▶ **ACTION ITEM**: Every line containing "cache" should be identified and copied from the data below.

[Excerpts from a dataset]
※ ※ ※
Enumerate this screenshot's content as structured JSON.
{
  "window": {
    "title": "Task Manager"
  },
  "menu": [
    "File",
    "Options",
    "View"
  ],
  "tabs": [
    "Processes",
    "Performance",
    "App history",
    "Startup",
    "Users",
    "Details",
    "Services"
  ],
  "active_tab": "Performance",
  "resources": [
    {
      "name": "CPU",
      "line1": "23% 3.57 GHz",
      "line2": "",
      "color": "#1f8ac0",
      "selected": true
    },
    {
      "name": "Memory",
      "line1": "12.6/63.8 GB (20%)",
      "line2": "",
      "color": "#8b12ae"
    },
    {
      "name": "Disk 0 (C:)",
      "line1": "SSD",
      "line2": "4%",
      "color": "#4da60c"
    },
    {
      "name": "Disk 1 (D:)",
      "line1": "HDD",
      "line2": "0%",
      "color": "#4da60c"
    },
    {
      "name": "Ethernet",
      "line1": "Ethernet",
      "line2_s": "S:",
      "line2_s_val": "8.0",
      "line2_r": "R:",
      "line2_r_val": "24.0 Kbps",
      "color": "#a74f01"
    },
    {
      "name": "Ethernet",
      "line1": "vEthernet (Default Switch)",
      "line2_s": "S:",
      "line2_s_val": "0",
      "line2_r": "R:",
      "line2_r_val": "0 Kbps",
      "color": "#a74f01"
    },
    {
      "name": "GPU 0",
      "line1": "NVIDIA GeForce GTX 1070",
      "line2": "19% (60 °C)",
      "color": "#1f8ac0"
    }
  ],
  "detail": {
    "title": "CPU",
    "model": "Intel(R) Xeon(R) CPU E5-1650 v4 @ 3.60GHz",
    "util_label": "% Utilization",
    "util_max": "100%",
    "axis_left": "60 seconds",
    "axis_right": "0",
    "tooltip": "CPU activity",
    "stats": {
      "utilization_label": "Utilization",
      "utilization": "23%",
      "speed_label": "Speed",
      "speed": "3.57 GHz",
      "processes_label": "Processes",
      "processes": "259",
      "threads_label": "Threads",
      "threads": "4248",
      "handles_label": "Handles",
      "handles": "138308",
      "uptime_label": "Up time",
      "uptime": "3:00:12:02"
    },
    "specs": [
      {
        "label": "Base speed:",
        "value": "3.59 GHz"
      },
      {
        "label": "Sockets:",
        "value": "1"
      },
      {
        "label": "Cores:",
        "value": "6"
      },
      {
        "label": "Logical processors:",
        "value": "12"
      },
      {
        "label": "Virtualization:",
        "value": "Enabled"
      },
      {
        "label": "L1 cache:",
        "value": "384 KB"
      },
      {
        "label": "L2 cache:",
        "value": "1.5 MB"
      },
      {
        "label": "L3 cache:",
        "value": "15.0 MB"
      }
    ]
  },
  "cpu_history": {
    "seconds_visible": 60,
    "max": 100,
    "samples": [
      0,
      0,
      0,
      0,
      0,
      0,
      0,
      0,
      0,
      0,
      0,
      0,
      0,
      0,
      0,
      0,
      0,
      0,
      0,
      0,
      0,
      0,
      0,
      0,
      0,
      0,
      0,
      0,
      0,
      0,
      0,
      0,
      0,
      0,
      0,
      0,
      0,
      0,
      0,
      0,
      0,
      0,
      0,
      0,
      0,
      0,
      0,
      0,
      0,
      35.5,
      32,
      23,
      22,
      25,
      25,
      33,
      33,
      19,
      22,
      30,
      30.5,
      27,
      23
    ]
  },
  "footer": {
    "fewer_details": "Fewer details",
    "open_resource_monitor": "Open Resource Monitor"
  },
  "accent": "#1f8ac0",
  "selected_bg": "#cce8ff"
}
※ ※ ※
▶ **ANSWER BOX**:
        "label": "L1 cache:",
        "label": "L2 cache:",
        "label": "L3 cache:",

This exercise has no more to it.